The Most Dangerous Game (1932)
“He talks of wine and women as a prelude to the hunt. We barbarians know that it is after the chase, and then only, that man revels. You know the saying of the Ogandi chieftains: "Hunt first the enemy, then the woman." It is the natural instinct. The blood is quickened by the kill. One passion builds upon another. Kill, then love! When you have known that, you have known ecstasy."
The concept of hunting people for sport is hardly a new cinematic idea. Over the years there have been numerous movies that have explored the subject. A Game of Death (1945) Run for the Sun (1954) and Surviving the Game (1994) to name but a few. However back in 1932, this was a bold plot device. Cinema was still a relatively unregulated industry (the Motion Picture Production Code didn’t start being enforced until 1934) and as a result was under increasing scrutiny for its increasingly salacious tendencies. However, such issues did not dissuade producers Merian C. Cooper and Ernest Schoedsack who were quick to see the potential of Richard Connell’s short story "The Hounds of Zaroff". It offered an opportunity to examine the “sin of Cain” with its plot about a reclusive Russian aristocrat who hunted men for pleasure on a private Caribbean island. And then there was scope to explore some of the more “adult” elements of the story (as the above quote alludes to).
The Most Dangerous Game was shot on the existing sets of King Kong (1933) thus giving the film a lush tropical environment without the inconvenience of a location shoot. The movie is also a surprisingly adult undertaking for the times with some very subtle themes about sexuality and the predatory nature of man. The cast is strong with Joel McCrea, (Bob Rainsford) Fay Wray, (Eve Trowbridge) and Leslie Banks (Count Zaroff). It should be noted that the acting style of the times was a lot more theatrical than it is today. However, this does not diminish the tone of the film or its brooding atmosphere. The cinematography is very innovative, featuring overhead tracking shots, often during action sequences. The use of the “close-up” was also a very novel device in 1932 and later became an integral tool in Italian and particularly Japanese cinema. Max Steiner's score is clever and compliments the film immensely.
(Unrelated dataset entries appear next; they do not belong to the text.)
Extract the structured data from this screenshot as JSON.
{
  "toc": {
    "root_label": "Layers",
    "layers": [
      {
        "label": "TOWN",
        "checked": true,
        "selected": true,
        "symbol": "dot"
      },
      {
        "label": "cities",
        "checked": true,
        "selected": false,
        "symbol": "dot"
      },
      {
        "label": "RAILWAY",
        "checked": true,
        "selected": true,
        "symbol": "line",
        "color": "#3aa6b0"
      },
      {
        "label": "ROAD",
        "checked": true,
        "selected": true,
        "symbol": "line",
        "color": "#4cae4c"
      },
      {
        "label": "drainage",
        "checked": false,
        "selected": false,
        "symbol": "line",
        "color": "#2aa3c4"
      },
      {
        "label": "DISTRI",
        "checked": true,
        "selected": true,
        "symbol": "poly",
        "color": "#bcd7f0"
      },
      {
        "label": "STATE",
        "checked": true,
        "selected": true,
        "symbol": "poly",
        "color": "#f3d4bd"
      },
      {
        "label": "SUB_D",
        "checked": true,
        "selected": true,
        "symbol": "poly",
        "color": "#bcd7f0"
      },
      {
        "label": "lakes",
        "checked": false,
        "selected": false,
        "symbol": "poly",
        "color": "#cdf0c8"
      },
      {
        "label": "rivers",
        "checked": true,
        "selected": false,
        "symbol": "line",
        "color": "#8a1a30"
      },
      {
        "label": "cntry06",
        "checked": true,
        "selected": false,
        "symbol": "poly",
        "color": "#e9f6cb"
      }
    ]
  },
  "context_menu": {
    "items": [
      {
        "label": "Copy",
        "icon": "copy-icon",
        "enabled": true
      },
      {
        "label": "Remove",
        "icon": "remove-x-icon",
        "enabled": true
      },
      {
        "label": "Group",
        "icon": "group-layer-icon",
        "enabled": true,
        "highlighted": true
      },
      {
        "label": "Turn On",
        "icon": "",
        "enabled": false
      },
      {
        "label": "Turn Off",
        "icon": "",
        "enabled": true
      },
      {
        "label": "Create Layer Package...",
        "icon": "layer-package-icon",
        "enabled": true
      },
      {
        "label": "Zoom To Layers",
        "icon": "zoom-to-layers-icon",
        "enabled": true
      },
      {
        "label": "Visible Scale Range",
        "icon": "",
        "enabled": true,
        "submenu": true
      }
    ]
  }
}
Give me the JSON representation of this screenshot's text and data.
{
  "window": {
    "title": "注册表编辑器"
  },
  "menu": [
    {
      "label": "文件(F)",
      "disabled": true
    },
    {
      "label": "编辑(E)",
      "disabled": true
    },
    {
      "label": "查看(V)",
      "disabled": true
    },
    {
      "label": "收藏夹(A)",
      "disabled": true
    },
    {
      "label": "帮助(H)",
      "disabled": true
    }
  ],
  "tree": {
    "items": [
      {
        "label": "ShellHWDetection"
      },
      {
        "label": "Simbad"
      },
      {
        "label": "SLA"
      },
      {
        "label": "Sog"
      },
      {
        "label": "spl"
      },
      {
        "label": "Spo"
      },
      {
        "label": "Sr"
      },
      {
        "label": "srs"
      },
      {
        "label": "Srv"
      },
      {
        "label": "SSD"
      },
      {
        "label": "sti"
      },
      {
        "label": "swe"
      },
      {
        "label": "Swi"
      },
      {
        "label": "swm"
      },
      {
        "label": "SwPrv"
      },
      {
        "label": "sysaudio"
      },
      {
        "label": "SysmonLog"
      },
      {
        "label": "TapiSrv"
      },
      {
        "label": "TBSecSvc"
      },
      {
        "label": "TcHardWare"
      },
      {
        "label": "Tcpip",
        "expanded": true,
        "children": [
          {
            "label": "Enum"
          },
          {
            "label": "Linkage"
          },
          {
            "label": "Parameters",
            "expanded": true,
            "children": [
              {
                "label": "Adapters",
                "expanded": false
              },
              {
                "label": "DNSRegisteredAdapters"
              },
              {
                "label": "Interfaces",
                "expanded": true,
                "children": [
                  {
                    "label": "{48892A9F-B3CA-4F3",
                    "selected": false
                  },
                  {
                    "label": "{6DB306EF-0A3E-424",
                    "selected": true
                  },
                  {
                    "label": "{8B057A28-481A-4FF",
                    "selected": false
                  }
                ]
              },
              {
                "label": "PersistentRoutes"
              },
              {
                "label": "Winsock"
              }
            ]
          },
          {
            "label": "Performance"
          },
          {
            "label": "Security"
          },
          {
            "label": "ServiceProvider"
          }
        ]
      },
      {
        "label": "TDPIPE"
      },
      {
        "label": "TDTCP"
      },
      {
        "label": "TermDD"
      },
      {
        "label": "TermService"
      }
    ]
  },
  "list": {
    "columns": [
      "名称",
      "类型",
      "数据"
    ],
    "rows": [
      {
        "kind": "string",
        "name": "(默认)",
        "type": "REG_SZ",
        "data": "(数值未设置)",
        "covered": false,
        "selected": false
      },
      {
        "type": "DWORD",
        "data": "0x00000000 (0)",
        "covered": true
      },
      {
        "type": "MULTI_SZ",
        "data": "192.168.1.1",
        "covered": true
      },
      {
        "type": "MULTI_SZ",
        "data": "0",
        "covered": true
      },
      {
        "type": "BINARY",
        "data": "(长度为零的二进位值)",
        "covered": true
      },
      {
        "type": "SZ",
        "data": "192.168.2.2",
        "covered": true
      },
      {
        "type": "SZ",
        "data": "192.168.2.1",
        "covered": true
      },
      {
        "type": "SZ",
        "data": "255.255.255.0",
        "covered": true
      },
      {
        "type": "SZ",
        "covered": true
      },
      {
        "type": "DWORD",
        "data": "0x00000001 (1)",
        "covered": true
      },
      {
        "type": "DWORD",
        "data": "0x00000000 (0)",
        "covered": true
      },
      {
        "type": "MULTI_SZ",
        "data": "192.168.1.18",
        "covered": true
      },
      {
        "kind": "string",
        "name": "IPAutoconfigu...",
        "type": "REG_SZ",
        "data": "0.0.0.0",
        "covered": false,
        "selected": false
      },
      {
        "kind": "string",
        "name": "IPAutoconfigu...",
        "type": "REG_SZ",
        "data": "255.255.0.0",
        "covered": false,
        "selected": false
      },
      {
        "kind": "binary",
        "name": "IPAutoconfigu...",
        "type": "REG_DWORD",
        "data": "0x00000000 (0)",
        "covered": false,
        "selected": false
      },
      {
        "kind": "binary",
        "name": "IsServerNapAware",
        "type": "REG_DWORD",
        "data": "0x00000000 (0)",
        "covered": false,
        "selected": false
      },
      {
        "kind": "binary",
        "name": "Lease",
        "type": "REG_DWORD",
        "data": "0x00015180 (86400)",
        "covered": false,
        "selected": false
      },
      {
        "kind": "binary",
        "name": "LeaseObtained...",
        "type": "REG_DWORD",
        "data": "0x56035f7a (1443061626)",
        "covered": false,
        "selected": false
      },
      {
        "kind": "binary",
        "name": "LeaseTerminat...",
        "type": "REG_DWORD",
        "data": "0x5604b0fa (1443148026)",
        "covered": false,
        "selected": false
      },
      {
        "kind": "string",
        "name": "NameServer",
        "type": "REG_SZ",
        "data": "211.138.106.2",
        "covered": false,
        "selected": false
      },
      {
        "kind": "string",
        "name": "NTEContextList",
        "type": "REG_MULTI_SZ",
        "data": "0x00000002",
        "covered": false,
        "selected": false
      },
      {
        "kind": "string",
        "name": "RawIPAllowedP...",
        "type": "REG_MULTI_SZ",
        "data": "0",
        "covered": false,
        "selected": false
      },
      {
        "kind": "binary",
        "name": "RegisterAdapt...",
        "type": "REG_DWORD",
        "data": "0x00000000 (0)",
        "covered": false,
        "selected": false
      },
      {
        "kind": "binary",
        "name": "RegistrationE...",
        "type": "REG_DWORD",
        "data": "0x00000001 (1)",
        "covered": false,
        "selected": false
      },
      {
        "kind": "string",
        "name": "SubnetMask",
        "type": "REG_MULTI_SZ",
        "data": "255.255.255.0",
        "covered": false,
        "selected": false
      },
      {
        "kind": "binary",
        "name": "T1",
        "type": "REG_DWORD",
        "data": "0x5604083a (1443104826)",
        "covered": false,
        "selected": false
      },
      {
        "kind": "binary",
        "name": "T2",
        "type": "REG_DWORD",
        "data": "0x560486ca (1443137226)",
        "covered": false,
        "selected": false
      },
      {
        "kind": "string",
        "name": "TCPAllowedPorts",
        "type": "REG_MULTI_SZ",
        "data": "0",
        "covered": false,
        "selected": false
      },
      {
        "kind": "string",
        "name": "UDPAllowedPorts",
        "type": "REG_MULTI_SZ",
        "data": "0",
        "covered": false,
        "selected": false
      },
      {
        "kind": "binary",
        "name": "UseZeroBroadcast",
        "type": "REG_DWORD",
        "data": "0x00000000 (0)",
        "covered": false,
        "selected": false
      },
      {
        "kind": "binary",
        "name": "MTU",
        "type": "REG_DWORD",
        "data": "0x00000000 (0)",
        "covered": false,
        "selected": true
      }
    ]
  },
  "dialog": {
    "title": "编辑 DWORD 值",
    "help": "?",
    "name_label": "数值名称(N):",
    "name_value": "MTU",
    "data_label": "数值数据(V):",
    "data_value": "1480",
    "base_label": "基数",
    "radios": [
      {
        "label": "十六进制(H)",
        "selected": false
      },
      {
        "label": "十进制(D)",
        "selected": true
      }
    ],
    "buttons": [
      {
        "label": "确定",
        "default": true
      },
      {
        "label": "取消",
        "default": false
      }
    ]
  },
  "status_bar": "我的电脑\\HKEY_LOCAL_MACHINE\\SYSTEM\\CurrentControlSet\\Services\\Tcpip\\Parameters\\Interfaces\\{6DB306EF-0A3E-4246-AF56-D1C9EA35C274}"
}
The Most Dangerous Game is a grim film featuring an impaling, severed heads in jars and undercurrent of sexual menace. Do not be fooled by the quaint early thirties idioms and style, this is very much adult material. The Most Dangerous Game has a nasty streak running through its relatively short hour plus running time and is all the better for it. As a study of the baser aspects of human nature it has not dated and still makes a pertinent statement. It also showcases some early examples of special effects techniques such as matte paintings, foreground miniatures and travelling mattes. Contextually these are very good. This was a cutting-edge film upon its original release. The Most Dangerous Game is therefore required viewing for any scholar of cinema. It succinctly illustrates that sex and violence are by no means a modern cinematic invention and have been an integral part of film making since the birth of the industry.